Your task => Each record below should be written out again exactly.

[[ Data shown, beginning ]]

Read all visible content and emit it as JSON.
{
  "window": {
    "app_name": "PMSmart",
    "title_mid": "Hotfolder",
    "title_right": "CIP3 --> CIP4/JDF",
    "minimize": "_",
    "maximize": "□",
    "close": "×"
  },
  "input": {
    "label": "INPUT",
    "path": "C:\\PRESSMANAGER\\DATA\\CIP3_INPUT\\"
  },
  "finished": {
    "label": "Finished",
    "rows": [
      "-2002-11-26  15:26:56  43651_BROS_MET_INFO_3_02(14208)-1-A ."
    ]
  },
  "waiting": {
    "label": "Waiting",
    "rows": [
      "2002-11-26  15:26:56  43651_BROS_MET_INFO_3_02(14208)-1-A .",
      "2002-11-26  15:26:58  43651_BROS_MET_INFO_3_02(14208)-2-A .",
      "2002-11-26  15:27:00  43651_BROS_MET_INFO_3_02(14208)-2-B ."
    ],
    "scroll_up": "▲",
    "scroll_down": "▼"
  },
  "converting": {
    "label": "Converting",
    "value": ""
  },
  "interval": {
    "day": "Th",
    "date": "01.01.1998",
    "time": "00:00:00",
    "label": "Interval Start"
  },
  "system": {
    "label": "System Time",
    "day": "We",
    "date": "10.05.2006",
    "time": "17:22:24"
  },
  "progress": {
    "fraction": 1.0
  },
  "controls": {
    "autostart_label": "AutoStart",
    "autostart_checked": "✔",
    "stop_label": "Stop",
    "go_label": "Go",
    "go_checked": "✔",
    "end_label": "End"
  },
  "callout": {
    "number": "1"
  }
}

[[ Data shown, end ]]

Finished task =>
Read all visible content and emit it as JSON.
{
  "window": {
    "app_name": "PMSmart",
    "title_mid": "Hotfolder",
    "title_right": "CIP3 --> CIP4/JDF",
    "minimize": "_",
    "maximize": "□",
    "close": "×"
  },
  "input": {
    "label": "INPUT",
    "path": "C:\\PRESSMANAGER\\DATA\\CIP3_INPUT\\"
  },
  "finished": {
    "label": "Finished",
    "rows": [
      "-2002-11-26  15:26:56  43651_BROS_MET_INFO_3_02(14208)-1-A ."
    ]
  },
  "waiting": {
    "label": "Waiting",
    "rows": [
      "2002-11-26  15:26:56  43651_BROS_MET_INFO_3_02(14208)-1-A .",
      "2002-11-26  15:26:58  43651_BROS_MET_INFO_3_02(14208)-2-A .",
      "2002-11-26  15:27:00  43651_BROS_MET_INFO_3_02(14208)-2-B ."
    ],
    "scroll_up": "▲",
    "scroll_down": "▼"
  },
  "converting": {
    "label": "Converting",
    "value": ""
  },
  "interval": {
    "day": "Th",
    "date": "01.01.1998",
    "time": "00:00:00",
    "label": "Interval Start"
  },
  "system": {
    "label": "System Time",
    "day": "We",
    "date": "10.05.2006",
    "time": "17:22:24"
  },
  "progress": {
    "fraction": 1.0
  },
  "controls": {
    "autostart_label": "AutoStart",
    "autostart_checked": "✔",
    "stop_label": "Stop",
    "go_label": "Go",
    "go_checked": "✔",
    "end_label": "End"
  },
  "callout": {
    "number": "1"
  }
}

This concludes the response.